WHAT YOU SHOULD DO:
Look through the listing for the string "icon" and copy out every line that holds it.

PROVIDED DATA:
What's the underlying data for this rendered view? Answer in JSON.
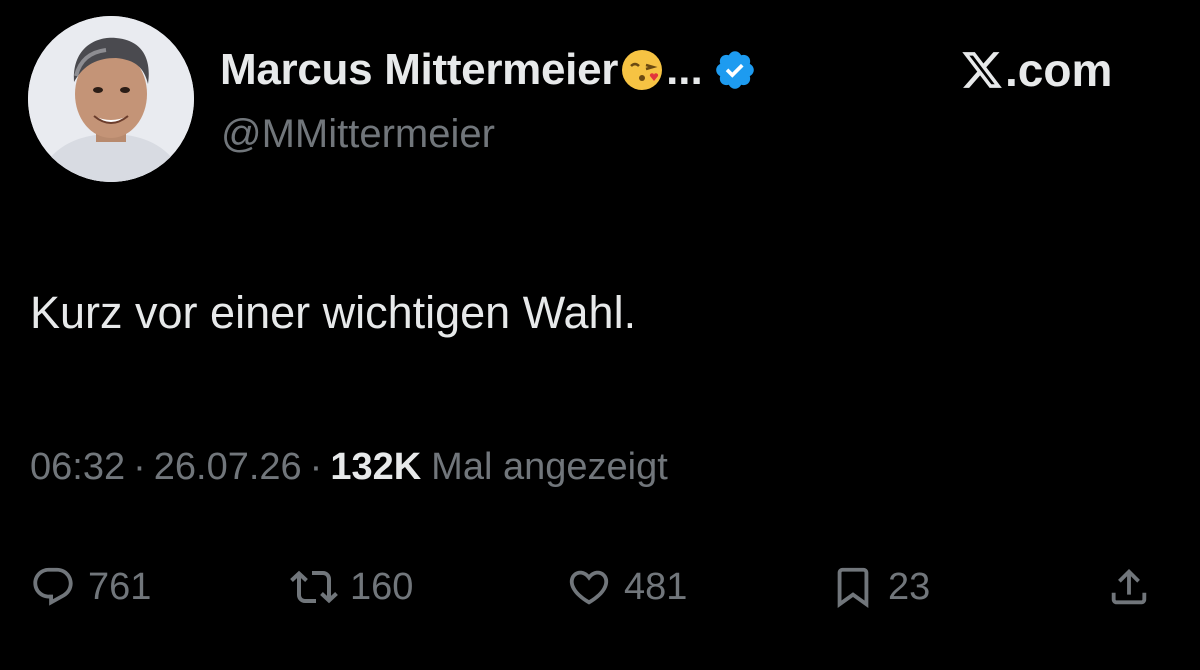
{
  "author": {
    "display_name": "Marcus Mittermeier",
    "name_emoji": "face-blowing-a-kiss",
    "ellipsis": "...",
    "verified": true,
    "handle": "@MMittermeier"
  },
  "site_brand": {
    "logo": "x-logo-icon",
    "suffix": ".com"
  },
  "tweet": {
    "text": "Kurz vor einer wichtigen Wahl."
  },
  "meta": {
    "time": "06:32",
    "separator": "·",
    "date": "26.07.26",
    "views_count": "132K",
    "views_label": "Mal angezeigt"
  },
  "actions": {
    "reply": {
      "icon": "reply-icon",
      "count": "761"
    },
    "retweet": {
      "icon": "retweet-icon",
      "count": "160"
    },
    "like": {
      "icon": "heart-icon",
      "count": "481"
    },
    "bookmark": {
      "icon": "bookmark-icon",
      "count": "23"
    },
    "share": {
      "icon": "share-icon"
    }
  },
  "colors": {
    "background": "#000000",
    "primary_text": "#e7e9ea",
    "secondary_text": "#71767b",
    "verified_badge": "#1d9bf0"
  }
}
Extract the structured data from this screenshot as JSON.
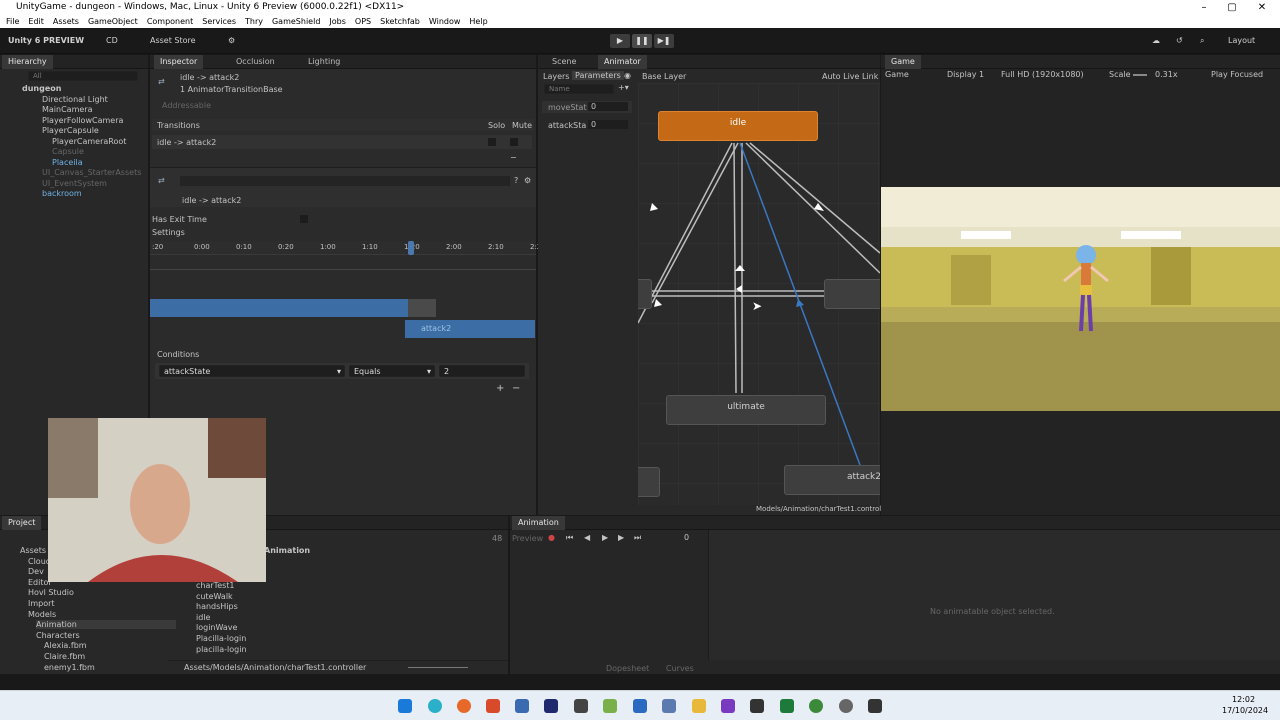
{
  "window": {
    "title": "UnityGame - dungeon - Windows, Mac, Linux - Unity 6 Preview (6000.0.22f1) <DX11>"
  },
  "menu": [
    "File",
    "Edit",
    "Assets",
    "GameObject",
    "Component",
    "Services",
    "Thry",
    "GameShield",
    "Jobs",
    "OPS",
    "Sketchfab",
    "Window",
    "Help"
  ],
  "toolbar": {
    "logo": "Unity 6 PREVIEW",
    "account": "CD",
    "asset_store": "Asset Store",
    "layout": "Layout"
  },
  "hierarchy": {
    "tab": "Hierarchy",
    "search_placeholder": "All",
    "items": [
      {
        "label": "dungeon"
      },
      {
        "label": "Directional Light"
      },
      {
        "label": "MainCamera"
      },
      {
        "label": "PlayerFollowCamera"
      },
      {
        "label": "PlayerCapsule"
      },
      {
        "label": "PlayerCameraRoot"
      },
      {
        "label": "Capsule"
      },
      {
        "label": "Placeila"
      },
      {
        "label": "UI_Canvas_StarterAssets"
      },
      {
        "label": "UI_EventSystem"
      },
      {
        "label": "backroom"
      }
    ]
  },
  "inspector": {
    "tabs": [
      "Inspector",
      "Occlusion",
      "Lighting"
    ],
    "title": "idle -> attack2",
    "subtitle": "1 AnimatorTransitionBase",
    "addressable": "Addressable",
    "transitions_label": "Transitions",
    "solo": "Solo",
    "mute": "Mute",
    "transition_row": "idle -> attack2",
    "sub_title": "idle -> attack2",
    "has_exit_time": "Has Exit Time",
    "settings": "Settings",
    "timeline_ticks": [
      ":20",
      "0:00",
      "0:10",
      "0:20",
      "1:00",
      "1:10",
      "1:20",
      "2:00",
      "2:10",
      "2:20"
    ],
    "attack_clip": "attack2",
    "conditions_label": "Conditions",
    "condition_param": "attackState",
    "condition_op": "Equals",
    "condition_value": "2"
  },
  "animator": {
    "tabs": [
      "Scene",
      "Animator"
    ],
    "subtabs": [
      "Layers",
      "Parameters"
    ],
    "base_layer": "Base Layer",
    "auto_live_link": "Auto Live Link",
    "search_placeholder": "Name",
    "params": [
      {
        "name": "moveStat",
        "value": "0"
      },
      {
        "name": "attackSta",
        "value": "0"
      }
    ],
    "nodes": {
      "idle": "idle",
      "ultimate": "ultimate",
      "attack2": "attack2"
    },
    "path": "Models/Animation/charTest1.controller"
  },
  "game": {
    "tab": "Game",
    "mode": "Game",
    "display": "Display 1",
    "resolution": "Full HD (1920x1080)",
    "scale_label": "Scale",
    "scale_value": "0.31x",
    "play_focused": "Play Focused"
  },
  "project": {
    "tab": "Project",
    "folders": [
      "Assets",
      "Cloud",
      "Dev",
      "Editor",
      "Hovl Studio",
      "Import",
      "Models",
      "Animation",
      "Characters",
      "Alexia.fbm",
      "Claire.fbm",
      "enemy1.fbm"
    ],
    "files_header": "Animation",
    "files": [
      "charTest1",
      "cuteWalk",
      "handsHips",
      "idle",
      "loginWave",
      "Placilla-login",
      "placilla-login"
    ],
    "path": "Assets/Models/Animation/charTest1.controller",
    "count": "48"
  },
  "animation": {
    "tab": "Animation",
    "preview": "Preview",
    "frame": "0",
    "empty": "No animatable object selected.",
    "dopesheet": "Dopesheet",
    "curves": "Curves"
  },
  "taskbar": {
    "time": "12:02",
    "date": "17/10/2024"
  },
  "colors": {
    "accent": "#c46a16",
    "selection": "#2c5d87",
    "transition_blue": "#3a78c2"
  }
}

ANSWER TO THIS TASK:
    "logo": "x-logo-icon",
      "icon": "reply-icon",
      "icon": "retweet-icon",
      "icon": "heart-icon",
      "icon": "bookmark-icon",
      "icon": "share-icon"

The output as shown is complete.